Last fall, over 20 students studied elementary Chinese at Harvard, and many others took courses in Korean. "It just isn't possible for a lot of people to go five days a week to Harvard to study. It is too rigorous and impractical for many," Perdue said. "There would be a lot more students taking Chinese if we offered it on campus," he added.

The Asian studies grant would overcome many obstacles which have stood in the way of Chinese language courses. For over a decade, various contingents of faculty and students have proposed Chinese and Korean language courses and increased course offerings in the area of Asian studies. Despite these efforts, the administration has done little to evaluate these proposals.

"Asian studies is certainly on the humanities department's agenda, but the bottom line is the time and effort it would take to start a new program," Perdue said.

Dean of Humanities and Social Science Ann F. Friedlaender '64 was unavailable for comment.

Asian student groups

press for changes

The Chinese Students' Club, Asian-American Caucus, Korean Students' Association, and many other organizations are interested in additional Asian language and studies courses. These groups are sponsoring an "Asian-American Awareness Week" from March 2-10, along with the Hong Kong Students' Club, Indians in America Student Union, and Japanese-Americans at MIT to increase awareness of the common Asian-American experience. "This is the first time that all of the Asian clubs on campus are working together," explained Vivian Wu of the AAC.

Eric G. Donato G, also of the AAC, said, "We're trying to build the sense that Asian-Americans do have a common experience; from there we can move onto the issues at MIT and set an agenda of what we feel the MIT curriculum lacks. Already, because of this gap between student needs and what MIT offers now, we are offering seminars ourselves. The response shows that there is a definite group which wants to see more of this."

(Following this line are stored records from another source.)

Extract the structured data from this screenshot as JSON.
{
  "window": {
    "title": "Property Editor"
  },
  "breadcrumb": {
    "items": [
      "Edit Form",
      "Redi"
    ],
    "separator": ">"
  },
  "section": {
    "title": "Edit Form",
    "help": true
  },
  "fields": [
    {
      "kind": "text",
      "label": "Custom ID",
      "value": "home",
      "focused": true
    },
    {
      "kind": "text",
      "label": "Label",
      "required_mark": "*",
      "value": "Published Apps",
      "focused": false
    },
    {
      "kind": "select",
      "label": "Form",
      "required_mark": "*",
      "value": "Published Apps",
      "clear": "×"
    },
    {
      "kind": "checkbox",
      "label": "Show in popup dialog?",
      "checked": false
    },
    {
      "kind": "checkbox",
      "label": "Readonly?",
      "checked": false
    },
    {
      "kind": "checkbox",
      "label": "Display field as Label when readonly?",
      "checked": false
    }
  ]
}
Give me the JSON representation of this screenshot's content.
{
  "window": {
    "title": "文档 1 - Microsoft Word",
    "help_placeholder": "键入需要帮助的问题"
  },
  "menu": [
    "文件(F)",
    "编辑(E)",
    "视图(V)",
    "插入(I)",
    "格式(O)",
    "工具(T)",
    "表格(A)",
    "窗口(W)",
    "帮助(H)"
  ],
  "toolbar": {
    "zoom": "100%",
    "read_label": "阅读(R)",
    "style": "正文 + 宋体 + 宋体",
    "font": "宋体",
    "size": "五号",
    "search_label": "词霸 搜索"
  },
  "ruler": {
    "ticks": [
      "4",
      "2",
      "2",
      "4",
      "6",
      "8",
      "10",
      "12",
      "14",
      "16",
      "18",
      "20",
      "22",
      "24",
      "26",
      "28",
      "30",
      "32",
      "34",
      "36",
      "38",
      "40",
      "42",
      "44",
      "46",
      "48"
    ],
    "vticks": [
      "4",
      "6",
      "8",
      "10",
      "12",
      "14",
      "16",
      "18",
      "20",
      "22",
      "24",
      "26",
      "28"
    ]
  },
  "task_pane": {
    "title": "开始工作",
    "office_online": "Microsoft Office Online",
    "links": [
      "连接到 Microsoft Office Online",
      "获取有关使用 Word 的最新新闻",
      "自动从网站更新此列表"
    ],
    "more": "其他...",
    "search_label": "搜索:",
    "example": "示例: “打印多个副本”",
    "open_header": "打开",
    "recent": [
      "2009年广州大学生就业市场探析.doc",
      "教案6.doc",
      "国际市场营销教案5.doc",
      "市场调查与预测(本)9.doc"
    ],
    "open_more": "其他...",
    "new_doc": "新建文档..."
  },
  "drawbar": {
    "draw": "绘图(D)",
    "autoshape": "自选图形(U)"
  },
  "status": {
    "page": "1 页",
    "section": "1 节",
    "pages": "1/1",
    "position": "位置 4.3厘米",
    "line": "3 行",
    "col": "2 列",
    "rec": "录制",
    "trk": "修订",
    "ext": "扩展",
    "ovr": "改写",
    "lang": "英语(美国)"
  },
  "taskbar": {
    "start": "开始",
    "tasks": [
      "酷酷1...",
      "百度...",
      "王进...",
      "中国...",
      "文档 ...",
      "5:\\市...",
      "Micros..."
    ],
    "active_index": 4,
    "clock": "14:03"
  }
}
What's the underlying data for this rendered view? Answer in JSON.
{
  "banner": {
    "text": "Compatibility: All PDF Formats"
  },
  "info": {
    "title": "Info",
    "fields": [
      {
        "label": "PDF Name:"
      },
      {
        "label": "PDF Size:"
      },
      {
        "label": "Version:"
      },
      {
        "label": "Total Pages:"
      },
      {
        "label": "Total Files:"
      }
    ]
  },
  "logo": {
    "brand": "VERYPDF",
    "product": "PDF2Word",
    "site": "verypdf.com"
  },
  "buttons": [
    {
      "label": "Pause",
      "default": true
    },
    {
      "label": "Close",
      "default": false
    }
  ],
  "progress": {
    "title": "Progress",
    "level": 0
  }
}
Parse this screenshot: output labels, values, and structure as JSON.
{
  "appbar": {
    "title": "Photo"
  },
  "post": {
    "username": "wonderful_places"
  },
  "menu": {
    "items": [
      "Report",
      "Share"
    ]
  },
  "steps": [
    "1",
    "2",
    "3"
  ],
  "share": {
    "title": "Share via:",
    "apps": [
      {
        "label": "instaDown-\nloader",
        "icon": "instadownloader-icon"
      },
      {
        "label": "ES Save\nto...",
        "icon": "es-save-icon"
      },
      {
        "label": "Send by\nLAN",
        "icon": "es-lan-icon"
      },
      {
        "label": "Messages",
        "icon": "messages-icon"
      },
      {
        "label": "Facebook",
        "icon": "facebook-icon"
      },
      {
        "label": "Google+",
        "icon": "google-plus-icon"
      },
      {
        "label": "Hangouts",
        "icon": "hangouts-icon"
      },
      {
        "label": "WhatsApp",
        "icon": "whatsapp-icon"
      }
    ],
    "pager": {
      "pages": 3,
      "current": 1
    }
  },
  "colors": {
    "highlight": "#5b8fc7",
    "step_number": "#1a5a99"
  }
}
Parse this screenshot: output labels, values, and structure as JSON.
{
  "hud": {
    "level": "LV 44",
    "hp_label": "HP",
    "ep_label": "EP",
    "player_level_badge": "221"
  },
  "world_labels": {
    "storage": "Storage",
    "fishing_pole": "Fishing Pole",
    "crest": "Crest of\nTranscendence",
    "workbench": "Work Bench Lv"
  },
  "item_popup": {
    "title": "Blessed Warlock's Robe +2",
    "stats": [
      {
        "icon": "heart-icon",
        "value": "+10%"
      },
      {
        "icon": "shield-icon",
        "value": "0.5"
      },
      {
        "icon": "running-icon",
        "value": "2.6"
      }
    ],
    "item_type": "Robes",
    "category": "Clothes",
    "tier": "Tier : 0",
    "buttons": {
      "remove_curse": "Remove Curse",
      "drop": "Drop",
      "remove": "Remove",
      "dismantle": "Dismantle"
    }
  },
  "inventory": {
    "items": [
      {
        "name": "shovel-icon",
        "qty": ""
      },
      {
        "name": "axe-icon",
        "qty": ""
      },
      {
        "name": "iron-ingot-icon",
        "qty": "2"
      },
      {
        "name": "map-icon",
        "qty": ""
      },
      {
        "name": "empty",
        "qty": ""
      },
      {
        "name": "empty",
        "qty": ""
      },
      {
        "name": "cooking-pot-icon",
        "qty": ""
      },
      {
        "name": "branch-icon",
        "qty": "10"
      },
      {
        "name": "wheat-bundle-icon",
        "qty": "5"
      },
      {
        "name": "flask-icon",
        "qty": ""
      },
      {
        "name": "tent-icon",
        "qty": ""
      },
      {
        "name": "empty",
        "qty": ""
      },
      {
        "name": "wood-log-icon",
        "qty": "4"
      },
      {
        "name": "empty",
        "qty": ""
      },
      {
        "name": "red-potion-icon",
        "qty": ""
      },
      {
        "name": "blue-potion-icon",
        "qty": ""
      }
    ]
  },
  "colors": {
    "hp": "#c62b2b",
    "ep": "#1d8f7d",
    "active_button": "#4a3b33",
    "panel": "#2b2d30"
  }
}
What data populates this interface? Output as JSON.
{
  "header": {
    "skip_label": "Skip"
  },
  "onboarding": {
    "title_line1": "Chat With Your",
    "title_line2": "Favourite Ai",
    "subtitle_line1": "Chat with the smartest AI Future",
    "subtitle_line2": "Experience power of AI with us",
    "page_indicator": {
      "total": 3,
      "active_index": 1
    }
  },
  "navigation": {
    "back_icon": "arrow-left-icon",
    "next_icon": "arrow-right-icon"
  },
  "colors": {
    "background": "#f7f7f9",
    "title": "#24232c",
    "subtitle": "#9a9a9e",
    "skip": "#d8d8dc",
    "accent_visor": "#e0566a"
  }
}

"We all hope to show people what the Asian community at MIT looks like and how broad it is. The awareness week is not meant to generate an exclusionary feeling, but rather a community feeling which both Asians and non-Asians can participate in and learn from," Wu said.

Other activities on campus to promote interest in Asian studies have included petitions circulated by the CSC to learn students' particular interests in Asian studies courses, an IAP program sponsored by the Center for International Studies to show movies made by modern Chinese filmmakers, and workshops and seminars focusing on modern China sponsored by the Asian Council.

One of the strongest supporters of Asian studies has been Sloan School Dean Lester C. Thurow. Thurow strongly propones internationalizing and diversifying the MIT curriculum.

"Internationalization is pretty high on the agenda of the Sloan School," explained Political Science Professor Richard J. Samuels, who founded and still currently heads the MIT Japan Program. "Because economically and technically things are expanding in Asia so fast, expanding the curriculum to include more courses on management in Asia, Japanese culture, Chinese language and so forth can only benefit our students," he added.

Japan program is

an inspiration

Supporters of Asian studies programs point to the success of the ever-expanding MIT Japan Program, which is only nine years old.

"Just five years ago, MIT had no Japanese language courses," Samuels explained. "Now we have the largest program of applied Japanese studies in the country. Our language program is nearly the size of Harvard's and each year we are sending more and more students to study in Japan. I can only support programs like ours which could open up the rest of the world to MIT."

Samuels strongly defended the establishment of an Asian studies program at MIT. "Students need so badly to have equivalent abilities to cooperate and compete with Asian nations. MIT's programs need more magnitude, and we should have more internationally astute students graduating from here to better adapt to the global economy," he said.